→ ACTIVITY:
If a line in the data below holds the word "icon", copy it.

Data about app and page elements
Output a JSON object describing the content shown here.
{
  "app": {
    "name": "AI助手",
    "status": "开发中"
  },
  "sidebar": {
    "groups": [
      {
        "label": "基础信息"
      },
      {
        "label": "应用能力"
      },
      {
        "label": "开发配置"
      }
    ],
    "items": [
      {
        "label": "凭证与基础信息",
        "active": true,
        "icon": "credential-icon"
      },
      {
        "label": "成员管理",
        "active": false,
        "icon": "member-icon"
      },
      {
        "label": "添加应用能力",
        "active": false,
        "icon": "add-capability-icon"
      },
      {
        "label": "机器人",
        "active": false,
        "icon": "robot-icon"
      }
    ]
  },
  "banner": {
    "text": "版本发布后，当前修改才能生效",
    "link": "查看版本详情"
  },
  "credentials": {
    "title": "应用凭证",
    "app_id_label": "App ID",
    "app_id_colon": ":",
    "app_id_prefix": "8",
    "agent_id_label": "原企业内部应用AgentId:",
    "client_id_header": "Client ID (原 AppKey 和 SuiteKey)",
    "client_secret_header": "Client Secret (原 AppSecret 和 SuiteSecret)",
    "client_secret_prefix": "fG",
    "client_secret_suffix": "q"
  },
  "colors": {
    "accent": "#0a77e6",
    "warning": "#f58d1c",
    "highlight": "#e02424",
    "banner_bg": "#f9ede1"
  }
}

→ REPLY:
        "icon": "credential-icon"
        "icon": "member-icon"
        "icon": "add-capability-icon"
        "icon": "robot-icon"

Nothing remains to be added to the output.